▶ Required work:
Leaving out all images, return the entries below exactly.

Stored data:

◇ ◇ ◇ ◇

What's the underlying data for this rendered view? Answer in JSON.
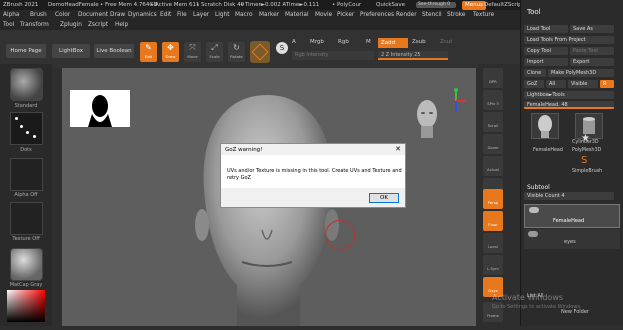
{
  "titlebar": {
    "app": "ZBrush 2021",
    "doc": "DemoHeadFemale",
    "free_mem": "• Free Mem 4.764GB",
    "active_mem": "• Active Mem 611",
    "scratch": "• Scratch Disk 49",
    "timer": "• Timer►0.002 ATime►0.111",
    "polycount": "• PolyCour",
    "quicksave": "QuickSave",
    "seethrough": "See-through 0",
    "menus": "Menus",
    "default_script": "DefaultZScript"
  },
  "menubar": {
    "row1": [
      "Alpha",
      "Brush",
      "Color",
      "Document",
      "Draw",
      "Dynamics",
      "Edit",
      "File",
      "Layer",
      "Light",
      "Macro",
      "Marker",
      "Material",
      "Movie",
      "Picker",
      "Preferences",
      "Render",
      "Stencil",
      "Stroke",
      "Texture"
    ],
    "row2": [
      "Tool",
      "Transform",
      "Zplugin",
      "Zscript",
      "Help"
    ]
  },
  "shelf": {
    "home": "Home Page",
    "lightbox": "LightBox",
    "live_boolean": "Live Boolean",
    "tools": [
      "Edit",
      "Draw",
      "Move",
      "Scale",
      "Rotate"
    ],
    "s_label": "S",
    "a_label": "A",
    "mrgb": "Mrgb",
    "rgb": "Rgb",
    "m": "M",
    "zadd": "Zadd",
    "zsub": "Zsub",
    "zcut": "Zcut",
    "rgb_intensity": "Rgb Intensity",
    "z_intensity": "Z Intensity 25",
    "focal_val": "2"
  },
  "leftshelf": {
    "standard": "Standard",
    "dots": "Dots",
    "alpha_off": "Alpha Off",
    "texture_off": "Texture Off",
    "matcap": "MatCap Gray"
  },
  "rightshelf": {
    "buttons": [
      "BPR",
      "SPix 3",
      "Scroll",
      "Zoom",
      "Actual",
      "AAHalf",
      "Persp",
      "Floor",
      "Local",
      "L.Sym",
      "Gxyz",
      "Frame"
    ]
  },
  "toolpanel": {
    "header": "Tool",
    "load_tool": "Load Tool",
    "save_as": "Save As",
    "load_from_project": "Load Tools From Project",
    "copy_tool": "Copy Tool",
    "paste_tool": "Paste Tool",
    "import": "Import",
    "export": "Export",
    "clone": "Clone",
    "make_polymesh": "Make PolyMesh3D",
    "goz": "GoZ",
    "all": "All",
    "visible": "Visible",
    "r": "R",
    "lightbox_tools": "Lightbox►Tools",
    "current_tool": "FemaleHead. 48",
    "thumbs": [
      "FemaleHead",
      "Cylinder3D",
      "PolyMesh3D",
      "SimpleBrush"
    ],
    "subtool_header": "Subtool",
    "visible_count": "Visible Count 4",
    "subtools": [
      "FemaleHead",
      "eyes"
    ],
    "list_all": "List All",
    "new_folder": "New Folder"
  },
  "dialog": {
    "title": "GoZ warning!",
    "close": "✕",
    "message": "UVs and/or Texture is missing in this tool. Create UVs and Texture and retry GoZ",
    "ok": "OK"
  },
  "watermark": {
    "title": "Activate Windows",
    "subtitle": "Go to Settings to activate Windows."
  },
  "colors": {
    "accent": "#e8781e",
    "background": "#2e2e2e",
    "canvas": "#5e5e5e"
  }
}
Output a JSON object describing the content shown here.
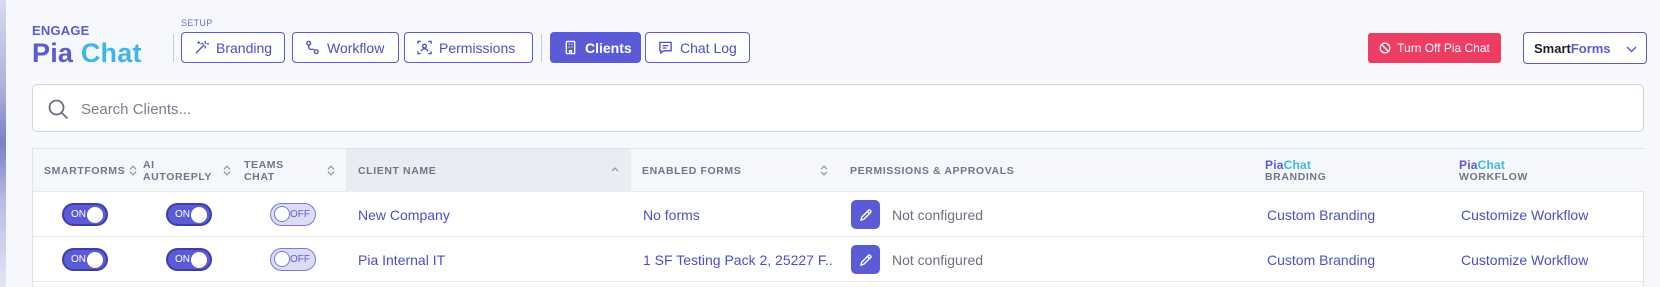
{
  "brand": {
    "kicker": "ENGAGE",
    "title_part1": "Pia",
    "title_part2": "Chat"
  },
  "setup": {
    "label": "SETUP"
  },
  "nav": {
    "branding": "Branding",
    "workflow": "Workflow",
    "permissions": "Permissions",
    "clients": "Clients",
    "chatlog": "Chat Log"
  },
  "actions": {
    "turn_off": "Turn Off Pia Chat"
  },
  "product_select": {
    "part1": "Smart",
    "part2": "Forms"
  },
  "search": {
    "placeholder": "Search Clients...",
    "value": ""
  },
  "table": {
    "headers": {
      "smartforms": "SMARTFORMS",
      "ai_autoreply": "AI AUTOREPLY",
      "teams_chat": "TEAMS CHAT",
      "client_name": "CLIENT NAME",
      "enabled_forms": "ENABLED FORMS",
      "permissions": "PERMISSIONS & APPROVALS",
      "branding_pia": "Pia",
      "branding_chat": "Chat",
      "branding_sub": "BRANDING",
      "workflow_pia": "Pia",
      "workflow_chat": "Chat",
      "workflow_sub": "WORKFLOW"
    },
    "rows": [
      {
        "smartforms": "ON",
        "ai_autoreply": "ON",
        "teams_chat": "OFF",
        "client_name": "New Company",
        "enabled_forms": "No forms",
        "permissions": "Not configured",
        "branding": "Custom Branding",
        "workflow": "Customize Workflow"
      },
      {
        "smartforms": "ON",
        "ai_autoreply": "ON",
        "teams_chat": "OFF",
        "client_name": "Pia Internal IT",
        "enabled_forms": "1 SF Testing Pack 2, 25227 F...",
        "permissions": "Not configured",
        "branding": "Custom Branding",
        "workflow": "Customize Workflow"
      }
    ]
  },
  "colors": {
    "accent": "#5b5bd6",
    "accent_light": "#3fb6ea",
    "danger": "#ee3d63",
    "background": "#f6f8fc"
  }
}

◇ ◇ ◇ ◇

▶ Task solution:
What's the underlying data for this rendered view? Answer in JSON.
{
  "titlebar": {
    "app": "ZBrush 2021",
    "doc": "DemoHeadFemale",
    "free_mem": "• Free Mem 4.764GB",
    "active_mem": "• Active Mem 611",
    "scratch": "• Scratch Disk 49",
    "timer": "• Timer►0.002 ATime►0.111",
    "polycount": "• PolyCour",
    "quicksave": "QuickSave",
    "seethrough": "See-through 0",
    "menus": "Menus",
    "default_script": "DefaultZScript"
  },
  "menubar": {
    "row1": [
      "Alpha",
      "Brush",
      "Color",
      "Document",
      "Draw",
      "Dynamics",
      "Edit",
      "File",
      "Layer",
      "Light",
      "Macro",
      "Marker",
      "Material",
      "Movie",
      "Picker",
      "Preferences",
      "Render",
      "Stencil",
      "Stroke",
      "Texture"
    ],
    "row2": [
      "Tool",
      "Transform",
      "Zplugin",
      "Zscript",
      "Help"
    ]
  },
  "shelf": {
    "home": "Home Page",
    "lightbox": "LightBox",
    "live_boolean": "Live Boolean",
    "tools": [
      "Edit",
      "Draw",
      "Move",
      "Scale",
      "Rotate"
    ],
    "s_label": "S",
    "a_label": "A",
    "mrgb": "Mrgb",
    "rgb": "Rgb",
    "m": "M",
    "zadd": "Zadd",
    "zsub": "Zsub",
    "zcut": "Zcut",
    "rgb_intensity": "Rgb Intensity",
    "z_intensity": "Z Intensity 25",
    "focal_val": "2"
  },
  "leftshelf": {
    "standard": "Standard",
    "dots": "Dots",
    "alpha_off": "Alpha Off",
    "texture_off": "Texture Off",
    "matcap": "MatCap Gray"
  },
  "rightshelf": {
    "buttons": [
      "BPR",
      "SPix 3",
      "Scroll",
      "Zoom",
      "Actual",
      "AAHalf",
      "Persp",
      "Floor",
      "Local",
      "L.Sym",
      "Gxyz",
      "Frame"
    ]
  },
  "toolpanel": {
    "header": "Tool",
    "load_tool": "Load Tool",
    "save_as": "Save As",
    "load_from_project": "Load Tools From Project",
    "copy_tool": "Copy Tool",
    "paste_tool": "Paste Tool",
    "import": "Import",
    "export": "Export",
    "clone": "Clone",
    "make_polymesh": "Make PolyMesh3D",
    "goz": "GoZ",
    "all": "All",
    "visible": "Visible",
    "r": "R",
    "lightbox_tools": "Lightbox►Tools",
    "current_tool": "FemaleHead. 48",
    "thumbs": [
      "FemaleHead",
      "Cylinder3D",
      "PolyMesh3D",
      "SimpleBrush"
    ],
    "subtool_header": "Subtool",
    "visible_count": "Visible Count 4",
    "subtools": [
      "FemaleHead",
      "eyes"
    ],
    "list_all": "List All",
    "new_folder": "New Folder"
  },
  "dialog": {
    "title": "GoZ warning!",
    "close": "✕",
    "message": "UVs and/or Texture is missing in this tool. Create UVs and Texture and retry GoZ",
    "ok": "OK"
  },
  "watermark": {
    "title": "Activate Windows",
    "subtitle": "Go to Settings to activate Windows."
  },
  "colors": {
    "accent": "#e8781e",
    "background": "#2e2e2e",
    "canvas": "#5e5e5e"
  }
}
Output a JSON object describing the content shown here.
{
  "brand": {
    "kicker": "ENGAGE",
    "title_part1": "Pia",
    "title_part2": "Chat"
  },
  "setup": {
    "label": "SETUP"
  },
  "nav": {
    "branding": "Branding",
    "workflow": "Workflow",
    "permissions": "Permissions",
    "clients": "Clients",
    "chatlog": "Chat Log"
  },
  "actions": {
    "turn_off": "Turn Off Pia Chat"
  },
  "product_select": {
    "part1": "Smart",
    "part2": "Forms"
  },
  "search": {
    "placeholder": "Search Clients...",
    "value": ""
  },
  "table": {
    "headers": {
      "smartforms": "SMARTFORMS",
      "ai_autoreply": "AI AUTOREPLY",
      "teams_chat": "TEAMS CHAT",
      "client_name": "CLIENT NAME",
      "enabled_forms": "ENABLED FORMS",
      "permissions": "PERMISSIONS & APPROVALS",
      "branding_pia": "Pia",
      "branding_chat": "Chat",
      "branding_sub": "BRANDING",
      "workflow_pia": "Pia",
      "workflow_chat": "Chat",
      "workflow_sub": "WORKFLOW"
    },
    "rows": [
      {
        "smartforms": "ON",
        "ai_autoreply": "ON",
        "teams_chat": "OFF",
        "client_name": "New Company",
        "enabled_forms": "No forms",
        "permissions": "Not configured",
        "branding": "Custom Branding",
        "workflow": "Customize Workflow"
      },
      {
        "smartforms": "ON",
        "ai_autoreply": "ON",
        "teams_chat": "OFF",
        "client_name": "Pia Internal IT",
        "enabled_forms": "1 SF Testing Pack 2, 25227 F...",
        "permissions": "Not configured",
        "branding": "Custom Branding",
        "workflow": "Customize Workflow"
      }
    ]
  },
  "colors": {
    "accent": "#5b5bd6",
    "accent_light": "#3fb6ea",
    "danger": "#ee3d63",
    "background": "#f6f8fc"
  }
}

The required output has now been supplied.